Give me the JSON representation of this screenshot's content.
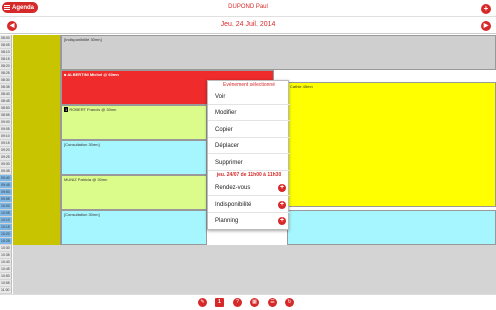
{
  "app": {
    "agenda_label": "Agenda",
    "user": "DUPOND Paul",
    "date": "Jeu. 24 Juil. 2014"
  },
  "times": [
    "08:00",
    "08:05",
    "08:10",
    "08:15",
    "08:20",
    "08:25",
    "08:30",
    "08:35",
    "08:40",
    "08:45",
    "08:50",
    "08:55",
    "09:00",
    "09:05",
    "09:10",
    "09:15",
    "09:20",
    "09:25",
    "09:30",
    "09:35",
    "09:40",
    "09:45",
    "09:50",
    "09:55",
    "10:00",
    "10:05",
    "10:10",
    "10:15",
    "10:20",
    "10:25",
    "10:30",
    "10:35",
    "10:40",
    "10:45",
    "10:50",
    "10:55",
    "11:00"
  ],
  "events": {
    "indispo": "[Indisponibilité 30mn]",
    "albertini": "ALBERTINI Michel @ 60mn",
    "robert": "ROBERT Francis @ 30mn",
    "consult1": "[Consultation 30mn]",
    "muniz": "MUNIZ Patricia @ 30mn",
    "consult2": "[Consultation 30mn]",
    "yellow": "Cathie 45mn",
    "robert_badge": "1"
  },
  "menu": {
    "title": "Evénement sélectionné",
    "voir": "Voir",
    "modifier": "Modifier",
    "copier": "Copier",
    "deplacer": "Déplacer",
    "supprimer": "Supprimer",
    "subtitle": "jeu. 24/07 de 11h00 à 11h30",
    "rdv": "Rendez-vous",
    "indispo": "Indisponibilité",
    "planning": "Planning"
  },
  "bottom": {
    "page": "1"
  },
  "colors": {
    "accent": "#d62a2a",
    "olive": "#c9c400"
  }
}
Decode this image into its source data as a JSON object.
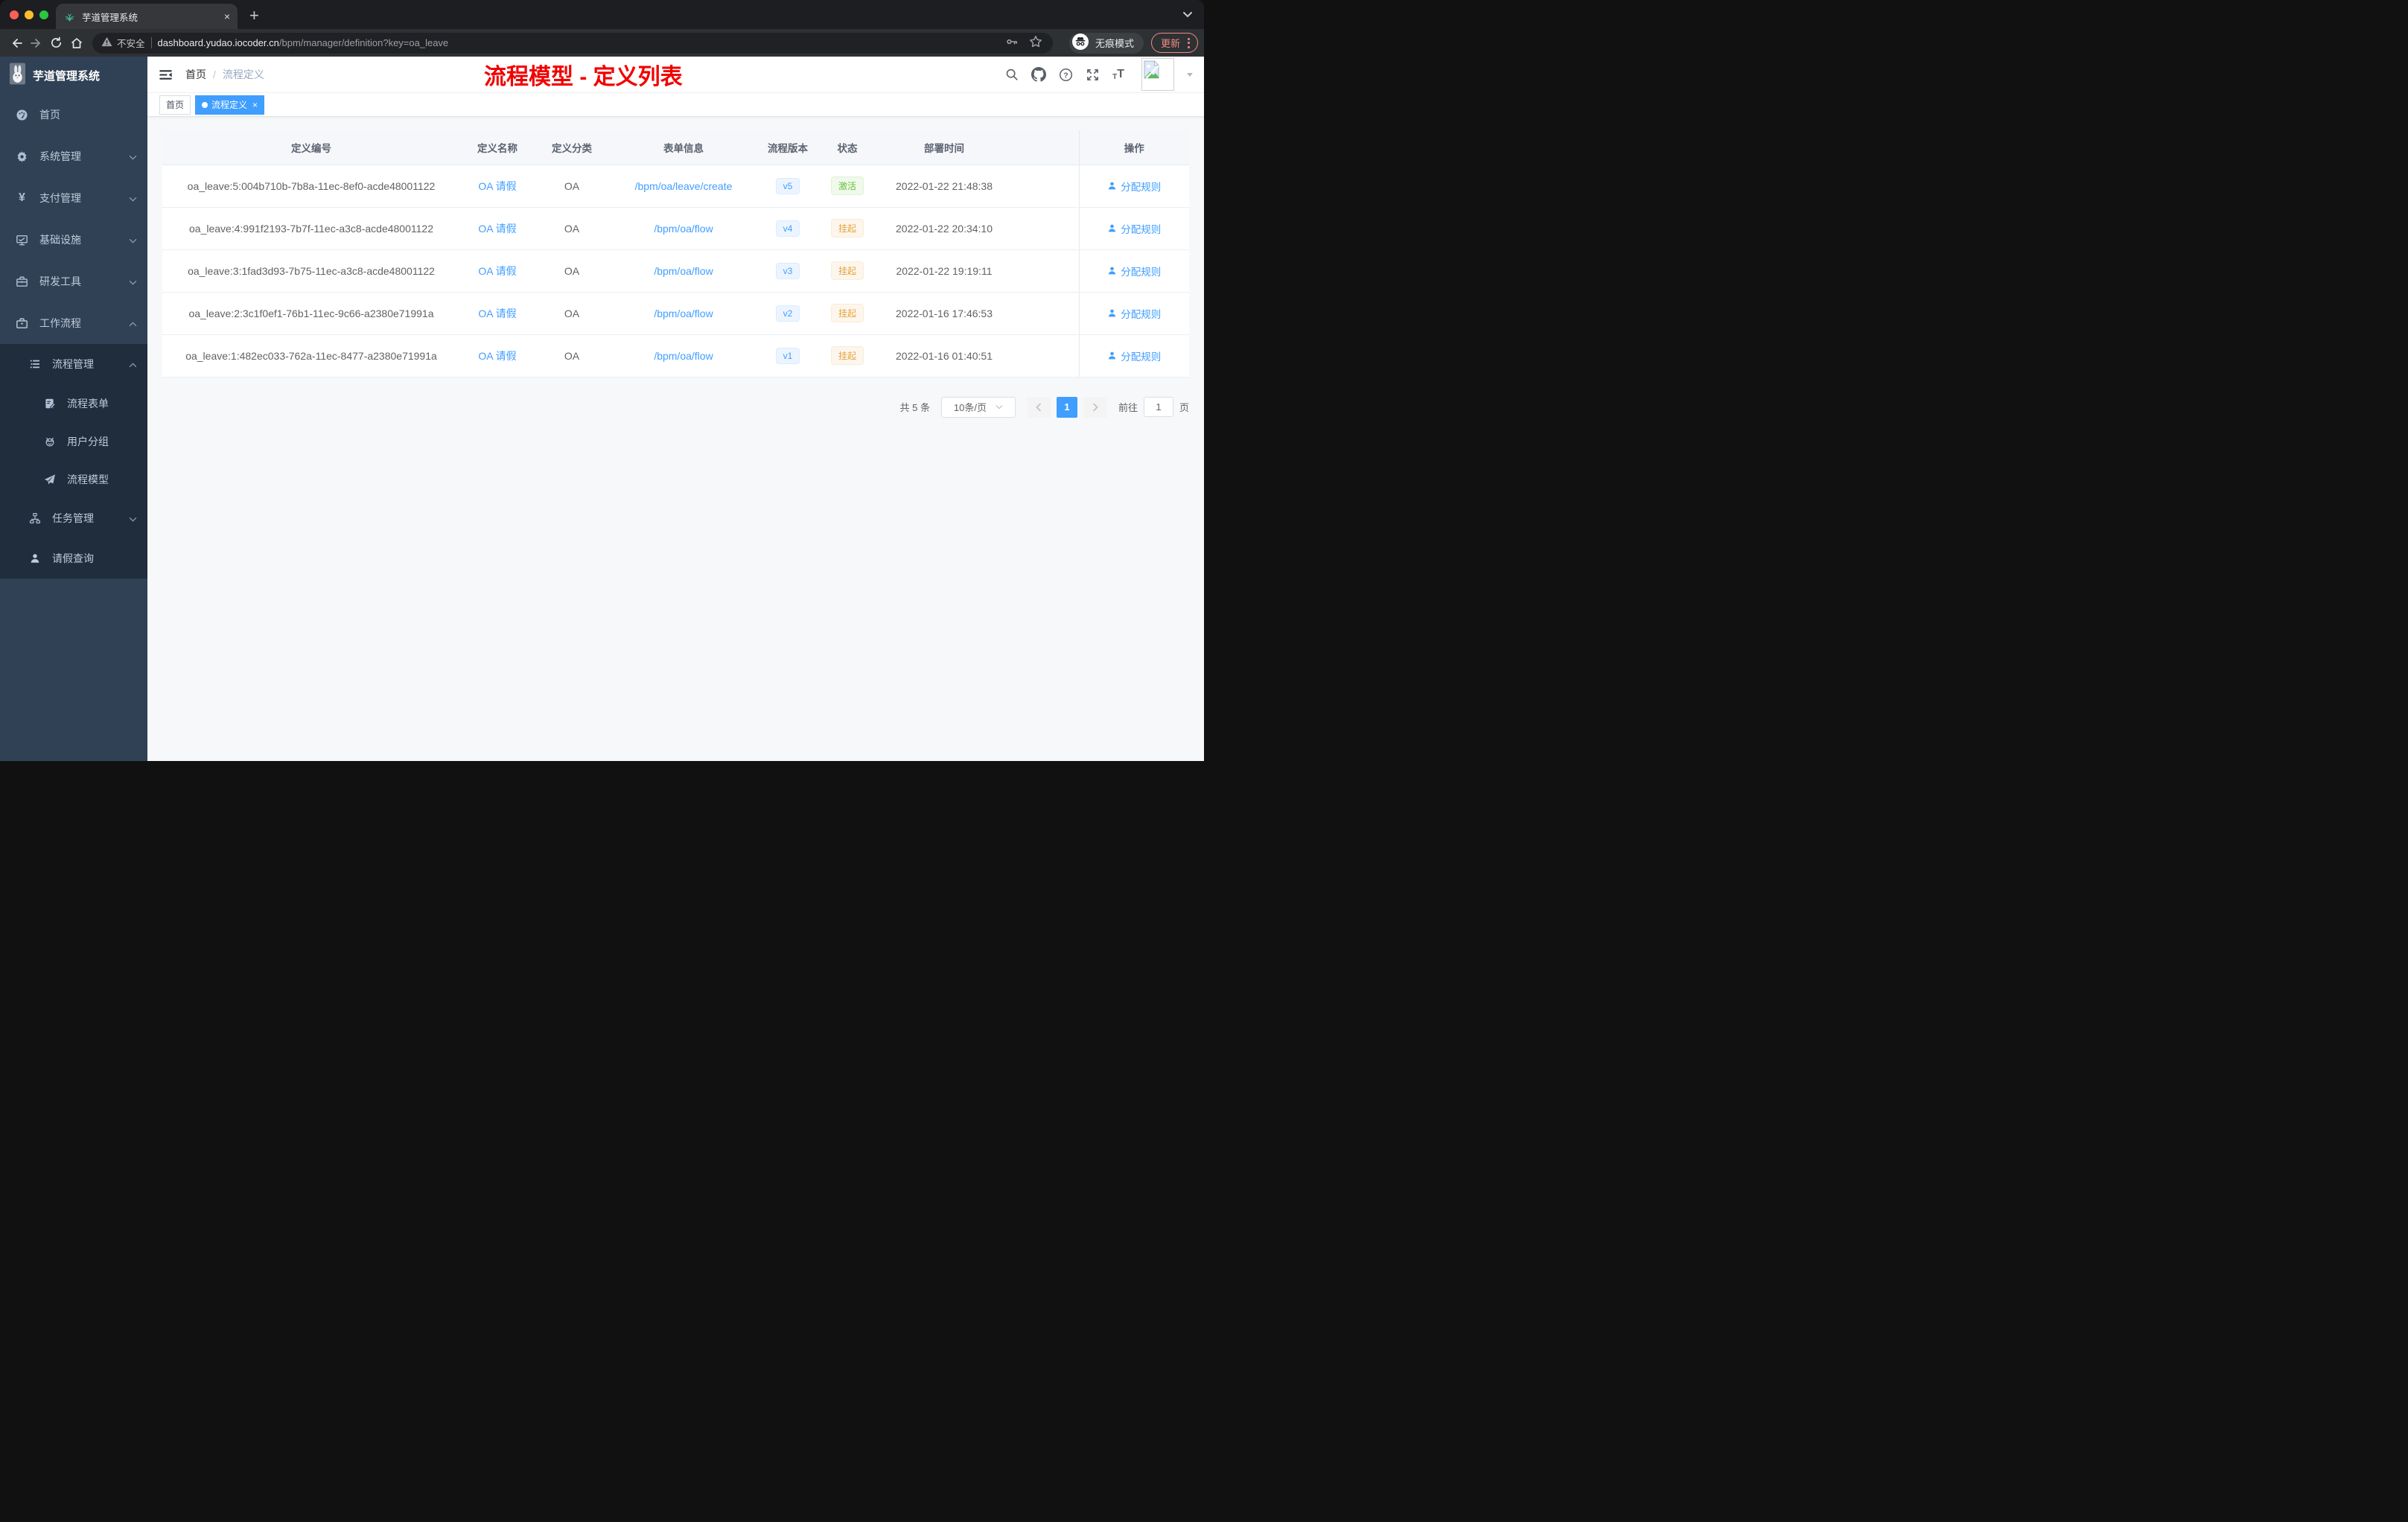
{
  "browser": {
    "tab_title": "芋道管理系统",
    "address": {
      "security_label": "不安全",
      "host": "dashboard.yudao.iocoder.cn",
      "path": "/bpm/manager/definition?key=oa_leave"
    },
    "incognito_label": "无痕模式",
    "update_label": "更新"
  },
  "sidebar": {
    "logo_title": "芋道管理系统",
    "items": [
      {
        "label": "首页",
        "icon": "dashboard-icon"
      },
      {
        "label": "系统管理",
        "icon": "gear-icon"
      },
      {
        "label": "支付管理",
        "icon": "yen-icon"
      },
      {
        "label": "基础设施",
        "icon": "monitor-icon"
      },
      {
        "label": "研发工具",
        "icon": "toolbox-icon"
      },
      {
        "label": "工作流程",
        "icon": "briefcase-icon"
      },
      {
        "label": "流程管理",
        "icon": "tree-list-icon"
      },
      {
        "label": "流程表单",
        "icon": "form-edit-icon"
      },
      {
        "label": "用户分组",
        "icon": "robot-icon"
      },
      {
        "label": "流程模型",
        "icon": "paper-plane-icon"
      },
      {
        "label": "任务管理",
        "icon": "org-tree-icon"
      },
      {
        "label": "请假查询",
        "icon": "user-icon"
      }
    ]
  },
  "header": {
    "breadcrumb": {
      "home": "首页",
      "separator": "/",
      "current": "流程定义"
    },
    "annotation": "流程模型 - 定义列表"
  },
  "tags": {
    "home": "首页",
    "active": "流程定义"
  },
  "table": {
    "columns": [
      "定义编号",
      "定义名称",
      "定义分类",
      "表单信息",
      "流程版本",
      "状态",
      "部署时间",
      "操作"
    ],
    "rows": [
      {
        "id": "oa_leave:5:004b710b-7b8a-11ec-8ef0-acde48001122",
        "name": "OA 请假",
        "category": "OA",
        "form": "/bpm/oa/leave/create",
        "version": "v5",
        "status": "激活",
        "status_type": "success",
        "time": "2022-01-22 21:48:38",
        "action": "分配规则"
      },
      {
        "id": "oa_leave:4:991f2193-7b7f-11ec-a3c8-acde48001122",
        "name": "OA 请假",
        "category": "OA",
        "form": "/bpm/oa/flow",
        "version": "v4",
        "status": "挂起",
        "status_type": "warning",
        "time": "2022-01-22 20:34:10",
        "action": "分配规则"
      },
      {
        "id": "oa_leave:3:1fad3d93-7b75-11ec-a3c8-acde48001122",
        "name": "OA 请假",
        "category": "OA",
        "form": "/bpm/oa/flow",
        "version": "v3",
        "status": "挂起",
        "status_type": "warning",
        "time": "2022-01-22 19:19:11",
        "action": "分配规则"
      },
      {
        "id": "oa_leave:2:3c1f0ef1-76b1-11ec-9c66-a2380e71991a",
        "name": "OA 请假",
        "category": "OA",
        "form": "/bpm/oa/flow",
        "version": "v2",
        "status": "挂起",
        "status_type": "warning",
        "time": "2022-01-16 17:46:53",
        "action": "分配规则"
      },
      {
        "id": "oa_leave:1:482ec033-762a-11ec-8477-a2380e71991a",
        "name": "OA 请假",
        "category": "OA",
        "form": "/bpm/oa/flow",
        "version": "v1",
        "status": "挂起",
        "status_type": "warning",
        "time": "2022-01-16 01:40:51",
        "action": "分配规则"
      }
    ]
  },
  "pagination": {
    "total": "共 5 条",
    "page_size": "10条/页",
    "page": "1",
    "goto_label": "前往",
    "goto_value": "1",
    "unit": "页"
  },
  "icons": {
    "plus": "+",
    "close": "×",
    "yen": "¥",
    "font_small": "T",
    "font_large": "T"
  },
  "colors": {
    "accent": "#409eff",
    "success": "#67c23a",
    "warning": "#e6a23c",
    "annotation_red": "#f20000",
    "sidebar_bg": "#304156",
    "submenu_bg": "#1f2d3d",
    "update_accent": "#f28b82",
    "tag_active": "#409eff"
  }
}
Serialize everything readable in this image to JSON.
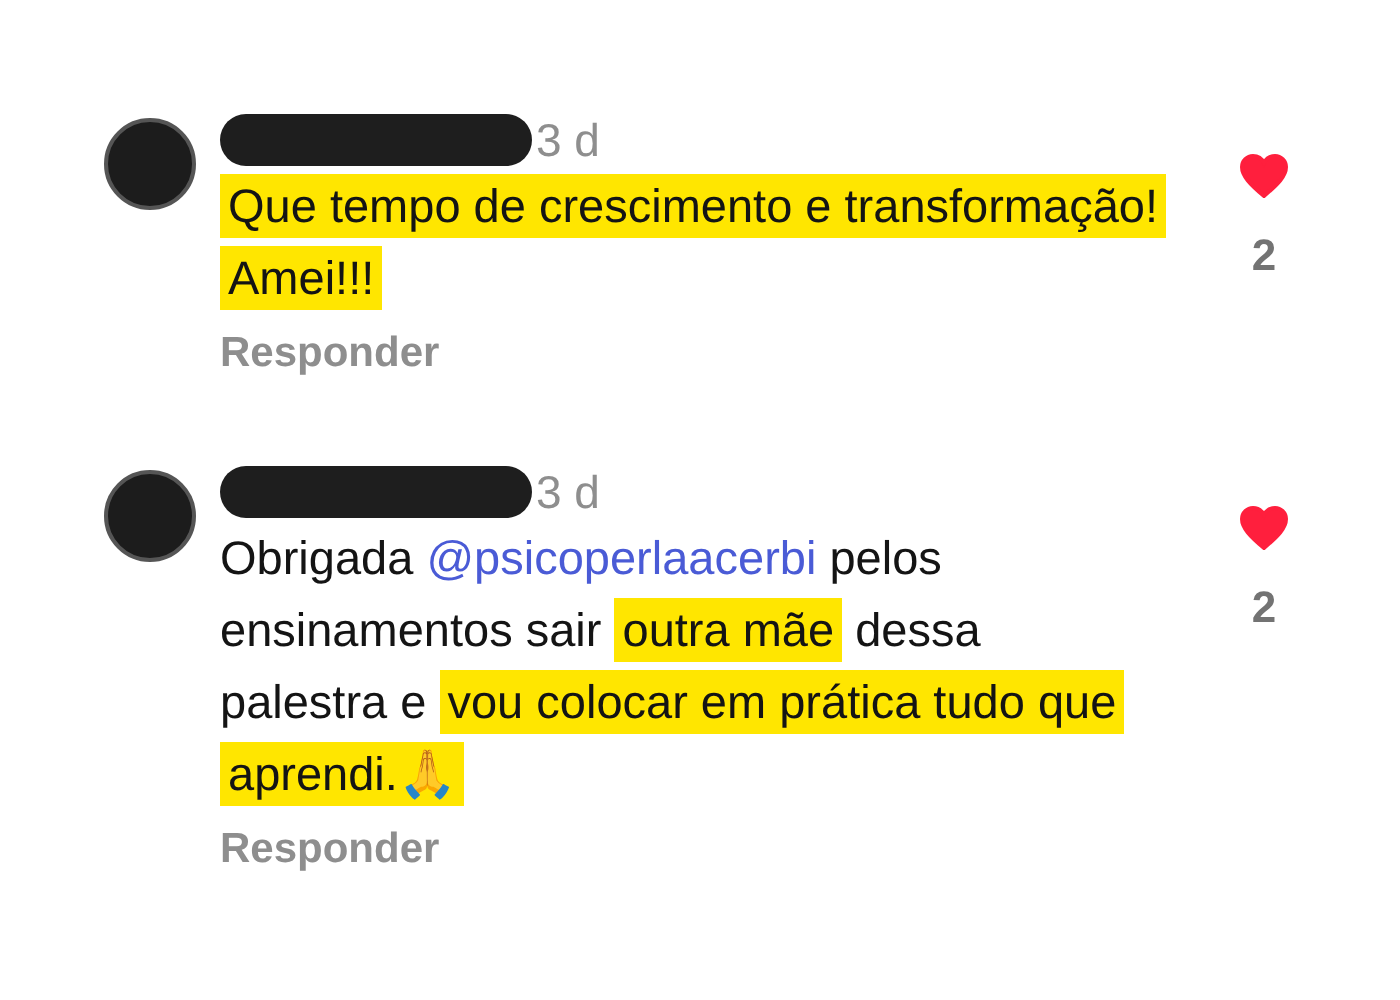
{
  "comments": [
    {
      "time": "3 d",
      "segments": [
        {
          "kind": "highlight",
          "text": "Que tempo de crescimento e transformação! Amei!!!"
        }
      ],
      "liked": true,
      "like_count": "2",
      "reply": "Responder"
    },
    {
      "time": "3 d",
      "segments": [
        {
          "kind": "plain",
          "text": "Obrigada "
        },
        {
          "kind": "mention",
          "text": "@psicoperlaacerbi"
        },
        {
          "kind": "plain",
          "text": " pelos ensinamentos sair "
        },
        {
          "kind": "highlight",
          "text": "outra mãe"
        },
        {
          "kind": "plain",
          "text": " dessa palestra e "
        },
        {
          "kind": "highlight",
          "text": "vou colocar em prática tudo que aprendi.🙏"
        }
      ],
      "liked": true,
      "like_count": "2",
      "reply": "Responder"
    }
  ]
}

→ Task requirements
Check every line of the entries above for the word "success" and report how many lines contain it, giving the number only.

→ Exercise response
2